◆ Data for the task:
══════════════════════════════
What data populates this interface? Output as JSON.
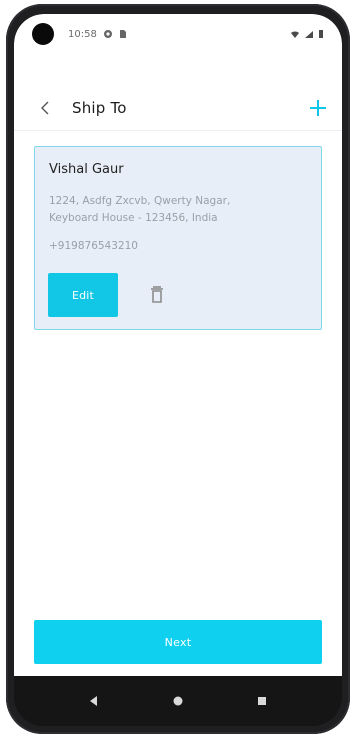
{
  "status_bar": {
    "time": "10:58",
    "icons_left": [
      "settings-icon",
      "sd-card-icon"
    ],
    "icons_right": [
      "wifi-icon",
      "signal-icon",
      "battery-icon"
    ]
  },
  "header": {
    "title": "Ship To",
    "back_icon": "back-icon",
    "add_icon": "add-icon"
  },
  "address_card": {
    "name": "Vishal Gaur",
    "address_line_1": "1224, Asdfg Zxcvb, Qwerty Nagar,",
    "address_line_2": "Keyboard House - 123456, India",
    "phone": "+919876543210",
    "edit_label": "Edit",
    "delete_icon": "trash-icon"
  },
  "footer": {
    "next_label": "Next"
  },
  "navigation": {
    "buttons": [
      "back-triangle-icon",
      "home-dot-icon",
      "recents-square-icon"
    ]
  },
  "colors": {
    "accent": "#12c6e6",
    "card_background": "#e7eef8",
    "card_border": "#7fd7ea"
  }
}
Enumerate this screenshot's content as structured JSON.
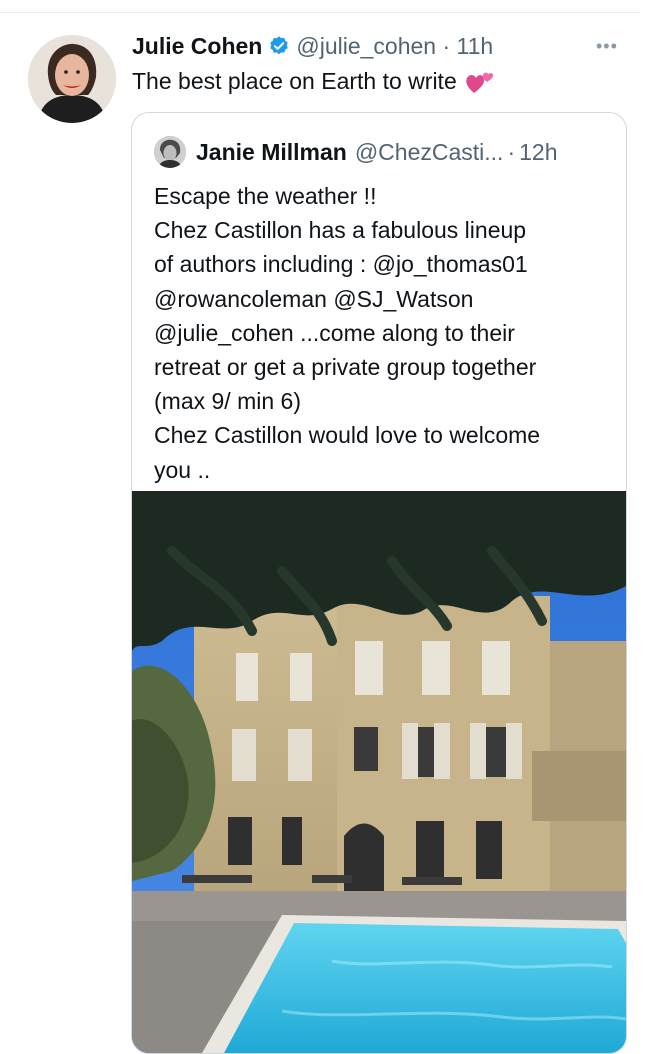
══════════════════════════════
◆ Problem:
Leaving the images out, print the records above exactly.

◆ Exercise solution:
What data populates this interface? Output as JSON.
{
  "status_bar": {
    "time": "10:58",
    "icons_left": [
      "settings-icon",
      "sd-card-icon"
    ],
    "icons_right": [
      "wifi-icon",
      "signal-icon",
      "battery-icon"
    ]
  },
  "header": {
    "title": "Ship To",
    "back_icon": "back-icon",
    "add_icon": "add-icon"
  },
  "address_card": {
    "name": "Vishal Gaur",
    "address_line_1": "1224, Asdfg Zxcvb, Qwerty Nagar,",
    "address_line_2": "Keyboard House - 123456, India",
    "phone": "+919876543210",
    "edit_label": "Edit",
    "delete_icon": "trash-icon"
  },
  "footer": {
    "next_label": "Next"
  },
  "navigation": {
    "buttons": [
      "back-triangle-icon",
      "home-dot-icon",
      "recents-square-icon"
    ]
  },
  "colors": {
    "accent": "#12c6e6",
    "card_background": "#e7eef8",
    "card_border": "#7fd7ea"
  }
}
Enumerate this screenshot's content as structured JSON.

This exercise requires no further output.